As part of BBC World Service's series on Intercontinental Cops, Jenny Chryss explores how investigators from London and Lagos have linked up to combat corruption and fraud in Nigeria.
Cooperation between Scotland Yard and Nigeria has improved
Globally, Nigeria has become associated with what is known as "advance fee" or 419 fraud.
Virtually anyone with an email account will be familiar with this crime, which involves sending emails or faxes to potential victims around the world, sucking them into a highly attractive but utterly false financial deal.
Back in Nigeria, the rewards are potentially highly lucrative - but now, owing to a crackdown and much-improved co-operation between police forces globally, it has become more risky for the perpetrators.
"Historically we've always had a problem getting evidence from Nigeria, but that's changing," says Detective Sergeant Mark Radford, head of the Africa desk at New Scotland Yard.
"They're keen to co-operate and bring a lot of the criminals in Nigeria to justice."
At the holding cells in the centre of the country's commercial capital, Lagos, more than 50 suspects are waiting for court appearances on 419 charges. It is a busy place.
Recently Nigeria has, for the first time ever, begun a major crackdown on all sorts of economic crime - and it is needed.
Last year it was ranked the sixth most corrupt country in the world - and that was its best rating ever.
Now, though, internet service providers who allow online fraudsters to operate will face criminal charges, while decades in jail await the scammers themselves - with little chance of early parole.
Still, with rich pickings still to exploit, Nigeria's criminals will not give in easily.
As well as the most well-known scams, others are now coming into vogue. In one - the so-called "black money" scam - people are shown what appear to be bank notes which have been dyed.
The scammer appears to show how to remove the dye, and sells the "notes" for cash. In fact, the notes are worthless waste paper.
To give credence to their operations, the warehouses and hotels Nigerians use as meeting places are usually in European cities, with London being a favourite.
Olaolu Adegbite, head of the Economic and Financial Crimes Commission's Advance Fee Fraud section in Lagos, said one man from the US had ended up paying $2.1m after been conned in this way.
"The gentleman got convinced when he arrived in the UK and the men were well-dressed, some black, some white, and looked responsible," he said.
"He was convinced, he was carried away."
In this case the fraudster was eventually caught in Nigeria and sentenced to 342 years in jail. He must also repay the $2.1m in full.
But there is a long way to go. Allegations of corruption go to the very highest level.
London detective Peter Clark has been trailing one Nigerian state governor, suspected of corruption in Nigeria and money-laundering in London, since January 2004.
Only when he began delving into what initially was a credit card fraud case that he realised how significant it might prove to be, when it became apparent that millions of pounds had been secretly moved from Nigeria into London banks.
For years, widespread corruption has been blamed for many of Nigeria's ills. Schools, hospitals and public services are falling far short of what could be expected of a country that is oil-rich and, in many areas, highly fertile.

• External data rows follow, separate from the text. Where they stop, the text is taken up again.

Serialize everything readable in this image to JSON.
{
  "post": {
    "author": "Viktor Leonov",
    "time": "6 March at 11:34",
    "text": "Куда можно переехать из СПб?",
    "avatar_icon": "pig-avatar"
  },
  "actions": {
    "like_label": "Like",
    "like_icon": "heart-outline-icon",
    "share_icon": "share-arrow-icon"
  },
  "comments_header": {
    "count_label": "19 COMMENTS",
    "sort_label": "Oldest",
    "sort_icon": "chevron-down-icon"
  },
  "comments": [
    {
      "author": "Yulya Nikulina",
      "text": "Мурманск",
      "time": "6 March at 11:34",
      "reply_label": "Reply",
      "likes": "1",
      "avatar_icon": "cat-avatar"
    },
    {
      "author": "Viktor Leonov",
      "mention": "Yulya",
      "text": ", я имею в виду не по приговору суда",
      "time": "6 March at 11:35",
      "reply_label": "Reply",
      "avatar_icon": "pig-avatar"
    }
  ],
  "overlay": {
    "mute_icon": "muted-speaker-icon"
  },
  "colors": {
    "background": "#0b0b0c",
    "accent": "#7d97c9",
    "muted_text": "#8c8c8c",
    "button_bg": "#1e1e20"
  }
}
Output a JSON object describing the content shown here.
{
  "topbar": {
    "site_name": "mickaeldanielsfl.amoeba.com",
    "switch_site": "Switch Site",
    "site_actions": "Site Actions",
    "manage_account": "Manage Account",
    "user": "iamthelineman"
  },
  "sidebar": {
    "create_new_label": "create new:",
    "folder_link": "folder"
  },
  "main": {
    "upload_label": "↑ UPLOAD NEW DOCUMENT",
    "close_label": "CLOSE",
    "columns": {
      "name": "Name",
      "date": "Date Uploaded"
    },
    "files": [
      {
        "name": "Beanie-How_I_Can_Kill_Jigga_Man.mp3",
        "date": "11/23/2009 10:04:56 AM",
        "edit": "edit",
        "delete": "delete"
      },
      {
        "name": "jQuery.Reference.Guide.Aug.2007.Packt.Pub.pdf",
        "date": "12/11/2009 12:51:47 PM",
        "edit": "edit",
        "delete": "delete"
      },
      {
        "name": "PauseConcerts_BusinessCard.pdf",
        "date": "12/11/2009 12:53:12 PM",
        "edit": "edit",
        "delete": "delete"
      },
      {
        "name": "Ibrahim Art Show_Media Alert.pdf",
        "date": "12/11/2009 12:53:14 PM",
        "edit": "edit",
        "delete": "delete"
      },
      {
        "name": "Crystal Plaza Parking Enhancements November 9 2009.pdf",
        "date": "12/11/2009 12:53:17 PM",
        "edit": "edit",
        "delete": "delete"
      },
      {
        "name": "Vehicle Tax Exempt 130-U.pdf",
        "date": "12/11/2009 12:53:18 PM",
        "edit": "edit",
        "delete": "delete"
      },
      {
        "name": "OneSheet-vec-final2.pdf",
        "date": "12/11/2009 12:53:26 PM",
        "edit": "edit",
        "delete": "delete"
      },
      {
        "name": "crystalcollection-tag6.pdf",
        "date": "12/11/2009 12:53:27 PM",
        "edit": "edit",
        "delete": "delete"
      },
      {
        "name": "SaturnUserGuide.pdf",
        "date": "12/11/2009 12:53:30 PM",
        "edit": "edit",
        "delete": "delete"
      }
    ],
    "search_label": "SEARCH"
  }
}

And there is now growing evidence that the people living in Nigeria's poor Plateau state are worse off than they should be, because, it is alleged, the governor has siphoned off millions of pounds from the public purse.
Accusers say corruption makes Nigerian states poorer
Specifically, it is claimed he redirected at least £6m meant for environmental improvements into his own bank accounts.
"Every so often states make a bid to the federal government for extra works within their state - and what we've been able to find out is that as a result of cheques being issued for that work, the state governor basically steals that cheque," detective Clark said.
"We've identified that portions of that cheque have found their way into London bank accounts."
However, the governor of Plateau continues to rule because the assembly here has elected to keep him in office, where he has immunity from prosecution.
Although he declined to be interviewed by the BBC, the speaker of the assembly, Simon Lalong, told us the money allocated to Plateau state had been properly spent.
"We invited the EFCC to come and prove the allegations - because what we had at first was just paper telling us this is the bundle of allegations against his Excellency, including the jumping of bail," he said.
"They wrote and said this is the allegation, but we said, 'what are the facts?'"
In Nigeria it is being reported that 24 of the country's 36 state governors are now under investigation.
Allowing these men to go free is not an option for the EFCC chairman Nuhu Ribadu.
"If this country is going to change, if anything is going to work, we have to fight corruption, we have to establish the rule of law and order," he says.
"We cannot do it alone, because we are fighting the power, the authority, those with the money, and we need those who are good, who understand the need of such things to stand by us."